## WORKING DATA:
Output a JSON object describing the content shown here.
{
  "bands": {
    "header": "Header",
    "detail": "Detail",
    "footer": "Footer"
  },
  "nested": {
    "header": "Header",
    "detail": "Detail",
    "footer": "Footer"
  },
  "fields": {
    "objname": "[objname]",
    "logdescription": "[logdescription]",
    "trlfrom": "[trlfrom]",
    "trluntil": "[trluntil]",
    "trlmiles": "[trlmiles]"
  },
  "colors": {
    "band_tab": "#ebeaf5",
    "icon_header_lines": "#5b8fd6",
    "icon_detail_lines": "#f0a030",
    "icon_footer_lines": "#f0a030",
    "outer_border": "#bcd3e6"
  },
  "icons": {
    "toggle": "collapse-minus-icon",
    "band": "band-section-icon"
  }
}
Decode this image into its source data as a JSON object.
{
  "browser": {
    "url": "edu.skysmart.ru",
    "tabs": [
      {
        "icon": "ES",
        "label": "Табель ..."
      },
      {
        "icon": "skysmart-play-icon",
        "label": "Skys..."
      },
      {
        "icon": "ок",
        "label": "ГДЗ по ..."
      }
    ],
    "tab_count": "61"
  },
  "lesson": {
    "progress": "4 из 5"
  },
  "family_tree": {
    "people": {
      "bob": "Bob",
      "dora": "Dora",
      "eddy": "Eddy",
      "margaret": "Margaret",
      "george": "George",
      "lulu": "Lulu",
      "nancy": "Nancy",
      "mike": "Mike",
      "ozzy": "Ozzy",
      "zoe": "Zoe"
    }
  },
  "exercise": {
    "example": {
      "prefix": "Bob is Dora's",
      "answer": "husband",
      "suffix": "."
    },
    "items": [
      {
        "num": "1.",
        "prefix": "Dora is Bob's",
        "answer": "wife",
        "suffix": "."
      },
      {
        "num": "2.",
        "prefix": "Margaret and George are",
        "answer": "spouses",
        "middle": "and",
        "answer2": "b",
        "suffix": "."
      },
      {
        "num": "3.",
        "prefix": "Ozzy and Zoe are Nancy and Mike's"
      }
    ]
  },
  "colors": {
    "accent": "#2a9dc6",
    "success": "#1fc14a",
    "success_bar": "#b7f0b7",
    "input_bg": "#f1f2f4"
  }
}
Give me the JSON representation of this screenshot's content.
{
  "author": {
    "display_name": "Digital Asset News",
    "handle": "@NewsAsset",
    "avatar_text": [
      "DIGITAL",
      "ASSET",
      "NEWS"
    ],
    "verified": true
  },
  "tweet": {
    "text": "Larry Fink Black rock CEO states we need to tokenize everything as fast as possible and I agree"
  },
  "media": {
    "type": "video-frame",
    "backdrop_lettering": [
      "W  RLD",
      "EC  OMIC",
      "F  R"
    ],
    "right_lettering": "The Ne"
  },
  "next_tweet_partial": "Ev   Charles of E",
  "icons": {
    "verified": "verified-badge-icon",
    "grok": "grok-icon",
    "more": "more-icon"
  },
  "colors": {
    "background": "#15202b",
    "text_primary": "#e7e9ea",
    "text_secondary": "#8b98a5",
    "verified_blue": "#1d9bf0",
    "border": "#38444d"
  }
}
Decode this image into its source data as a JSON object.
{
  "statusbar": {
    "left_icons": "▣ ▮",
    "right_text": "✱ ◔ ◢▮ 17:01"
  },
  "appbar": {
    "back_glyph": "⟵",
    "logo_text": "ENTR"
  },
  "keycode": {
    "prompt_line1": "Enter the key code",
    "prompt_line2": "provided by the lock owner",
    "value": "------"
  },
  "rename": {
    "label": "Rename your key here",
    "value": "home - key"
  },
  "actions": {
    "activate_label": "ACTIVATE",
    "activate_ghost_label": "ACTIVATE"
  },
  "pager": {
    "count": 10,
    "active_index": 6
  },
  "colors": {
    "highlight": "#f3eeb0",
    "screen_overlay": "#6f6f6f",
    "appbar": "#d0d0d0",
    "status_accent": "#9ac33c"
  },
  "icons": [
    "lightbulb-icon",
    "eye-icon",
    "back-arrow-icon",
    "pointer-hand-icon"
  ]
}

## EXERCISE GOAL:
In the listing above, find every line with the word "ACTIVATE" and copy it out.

## ANSWER SECTION:
    "activate_label": "ACTIVATE",
    "activate_ghost_label": "ACTIVATE"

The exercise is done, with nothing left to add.